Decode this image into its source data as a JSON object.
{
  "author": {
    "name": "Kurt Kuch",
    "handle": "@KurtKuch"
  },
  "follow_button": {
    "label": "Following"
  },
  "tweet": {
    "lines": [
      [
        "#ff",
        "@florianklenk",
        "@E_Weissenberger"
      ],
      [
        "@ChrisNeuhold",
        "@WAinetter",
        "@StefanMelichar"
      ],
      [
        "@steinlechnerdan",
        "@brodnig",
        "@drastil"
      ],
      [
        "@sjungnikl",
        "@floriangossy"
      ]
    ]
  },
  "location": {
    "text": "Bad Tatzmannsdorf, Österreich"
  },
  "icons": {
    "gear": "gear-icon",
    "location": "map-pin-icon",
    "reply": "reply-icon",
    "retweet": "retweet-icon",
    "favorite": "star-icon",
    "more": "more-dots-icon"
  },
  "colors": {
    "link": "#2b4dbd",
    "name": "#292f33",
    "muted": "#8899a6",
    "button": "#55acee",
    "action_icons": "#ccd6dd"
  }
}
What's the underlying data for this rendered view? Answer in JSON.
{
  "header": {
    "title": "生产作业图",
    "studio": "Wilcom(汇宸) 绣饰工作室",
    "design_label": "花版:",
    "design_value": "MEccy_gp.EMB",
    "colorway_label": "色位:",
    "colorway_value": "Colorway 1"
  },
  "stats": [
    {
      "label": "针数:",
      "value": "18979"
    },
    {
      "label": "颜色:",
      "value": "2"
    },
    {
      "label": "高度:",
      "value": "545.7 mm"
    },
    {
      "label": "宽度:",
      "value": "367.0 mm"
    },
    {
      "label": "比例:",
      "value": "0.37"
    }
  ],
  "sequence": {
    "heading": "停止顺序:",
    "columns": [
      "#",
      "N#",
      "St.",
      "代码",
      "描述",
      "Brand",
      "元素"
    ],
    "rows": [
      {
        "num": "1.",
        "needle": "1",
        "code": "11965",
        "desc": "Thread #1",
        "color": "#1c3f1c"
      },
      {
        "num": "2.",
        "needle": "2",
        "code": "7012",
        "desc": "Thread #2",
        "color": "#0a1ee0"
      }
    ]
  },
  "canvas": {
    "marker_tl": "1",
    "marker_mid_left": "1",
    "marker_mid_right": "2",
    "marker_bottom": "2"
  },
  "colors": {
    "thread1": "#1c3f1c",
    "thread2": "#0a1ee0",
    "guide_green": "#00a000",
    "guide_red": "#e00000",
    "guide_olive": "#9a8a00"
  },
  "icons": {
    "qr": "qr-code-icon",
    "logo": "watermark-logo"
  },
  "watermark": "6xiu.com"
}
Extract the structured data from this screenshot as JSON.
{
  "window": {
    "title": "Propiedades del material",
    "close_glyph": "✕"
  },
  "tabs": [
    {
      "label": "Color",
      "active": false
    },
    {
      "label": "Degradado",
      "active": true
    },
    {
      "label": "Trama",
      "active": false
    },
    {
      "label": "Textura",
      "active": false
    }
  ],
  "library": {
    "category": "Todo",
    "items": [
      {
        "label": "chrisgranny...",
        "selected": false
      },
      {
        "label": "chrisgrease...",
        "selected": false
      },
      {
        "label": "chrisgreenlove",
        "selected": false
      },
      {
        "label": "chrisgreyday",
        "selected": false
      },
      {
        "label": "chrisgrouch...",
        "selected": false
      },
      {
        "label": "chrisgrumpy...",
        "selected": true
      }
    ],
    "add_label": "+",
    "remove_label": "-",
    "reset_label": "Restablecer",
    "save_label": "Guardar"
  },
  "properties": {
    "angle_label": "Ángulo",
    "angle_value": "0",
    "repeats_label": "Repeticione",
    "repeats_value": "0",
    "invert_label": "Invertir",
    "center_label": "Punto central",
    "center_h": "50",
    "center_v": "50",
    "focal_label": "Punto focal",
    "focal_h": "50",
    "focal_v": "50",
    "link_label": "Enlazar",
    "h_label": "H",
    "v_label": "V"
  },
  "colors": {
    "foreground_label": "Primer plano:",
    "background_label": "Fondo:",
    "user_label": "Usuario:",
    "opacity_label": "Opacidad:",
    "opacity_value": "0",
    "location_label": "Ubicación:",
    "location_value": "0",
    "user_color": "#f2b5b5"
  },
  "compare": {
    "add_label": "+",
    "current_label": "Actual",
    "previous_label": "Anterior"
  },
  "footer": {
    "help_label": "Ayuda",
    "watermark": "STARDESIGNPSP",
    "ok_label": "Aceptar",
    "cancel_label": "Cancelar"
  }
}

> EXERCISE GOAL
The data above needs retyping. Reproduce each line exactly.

> OUTPUT FOR THIS TASK
Decode this image into its source data as a JSON object.
{
  "author": {
    "name": "Kurt Kuch",
    "handle": "@KurtKuch"
  },
  "follow_button": {
    "label": "Following"
  },
  "tweet": {
    "lines": [
      [
        "#ff",
        "@florianklenk",
        "@E_Weissenberger"
      ],
      [
        "@ChrisNeuhold",
        "@WAinetter",
        "@StefanMelichar"
      ],
      [
        "@steinlechnerdan",
        "@brodnig",
        "@drastil"
      ],
      [
        "@sjungnikl",
        "@floriangossy"
      ]
    ]
  },
  "location": {
    "text": "Bad Tatzmannsdorf, Österreich"
  },
  "icons": {
    "gear": "gear-icon",
    "location": "map-pin-icon",
    "reply": "reply-icon",
    "retweet": "retweet-icon",
    "favorite": "star-icon",
    "more": "more-dots-icon"
  },
  "colors": {
    "link": "#2b4dbd",
    "name": "#292f33",
    "muted": "#8899a6",
    "button": "#55acee",
    "action_icons": "#ccd6dd"
  }
}
What's the underlying data for this rendered view? Answer in JSON.
{
  "header": {
    "title": "生产作业图",
    "studio": "Wilcom(汇宸) 绣饰工作室",
    "design_label": "花版:",
    "design_value": "MEccy_gp.EMB",
    "colorway_label": "色位:",
    "colorway_value": "Colorway 1"
  },
  "stats": [
    {
      "label": "针数:",
      "value": "18979"
    },
    {
      "label": "颜色:",
      "value": "2"
    },
    {
      "label": "高度:",
      "value": "545.7 mm"
    },
    {
      "label": "宽度:",
      "value": "367.0 mm"
    },
    {
      "label": "比例:",
      "value": "0.37"
    }
  ],
  "sequence": {
    "heading": "停止顺序:",
    "columns": [
      "#",
      "N#",
      "St.",
      "代码",
      "描述",
      "Brand",
      "元素"
    ],
    "rows": [
      {
        "num": "1.",
        "needle": "1",
        "code": "11965",
        "desc": "Thread #1",
        "color": "#1c3f1c"
      },
      {
        "num": "2.",
        "needle": "2",
        "code": "7012",
        "desc": "Thread #2",
        "color": "#0a1ee0"
      }
    ]
  },
  "canvas": {
    "marker_tl": "1",
    "marker_mid_left": "1",
    "marker_mid_right": "2",
    "marker_bottom": "2"
  },
  "colors": {
    "thread1": "#1c3f1c",
    "thread2": "#0a1ee0",
    "guide_green": "#00a000",
    "guide_red": "#e00000",
    "guide_olive": "#9a8a00"
  },
  "icons": {
    "qr": "qr-code-icon",
    "logo": "watermark-logo"
  },
  "watermark": "6xiu.com"
}
Extract the structured data from this screenshot as JSON.
{
  "window": {
    "title": "Propiedades del material",
    "close_glyph": "✕"
  },
  "tabs": [
    {
      "label": "Color",
      "active": false
    },
    {
      "label": "Degradado",
      "active": true
    },
    {
      "label": "Trama",
      "active": false
    },
    {
      "label": "Textura",
      "active": false
    }
  ],
  "library": {
    "category": "Todo",
    "items": [
      {
        "label": "chrisgranny...",
        "selected": false
      },
      {
        "label": "chrisgrease...",
        "selected": false
      },
      {
        "label": "chrisgreenlove",
        "selected": false
      },
      {
        "label": "chrisgreyday",
        "selected": false
      },
      {
        "label": "chrisgrouch...",
        "selected": false
      },
      {
        "label": "chrisgrumpy...",
        "selected": true
      }
    ],
    "add_label": "+",
    "remove_label": "-",
    "reset_label": "Restablecer",
    "save_label": "Guardar"
  },
  "properties": {
    "angle_label": "Ángulo",
    "angle_value": "0",
    "repeats_label": "Repeticione",
    "repeats_value": "0",
    "invert_label": "Invertir",
    "center_label": "Punto central",
    "center_h": "50",
    "center_v": "50",
    "focal_label": "Punto focal",
    "focal_h": "50",
    "focal_v": "50",
    "link_label": "Enlazar",
    "h_label": "H",
    "v_label": "V"
  },
  "colors": {
    "foreground_label": "Primer plano:",
    "background_label": "Fondo:",
    "user_label": "Usuario:",
    "opacity_label": "Opacidad:",
    "opacity_value": "0",
    "location_label": "Ubicación:",
    "location_value": "0",
    "user_color": "#f2b5b5"
  },
  "compare": {
    "add_label": "+",
    "current_label": "Actual",
    "previous_label": "Anterior"
  },
  "footer": {
    "help_label": "Ayuda",
    "watermark": "STARDESIGNPSP",
    "ok_label": "Aceptar",
    "cancel_label": "Cancelar"
  }
}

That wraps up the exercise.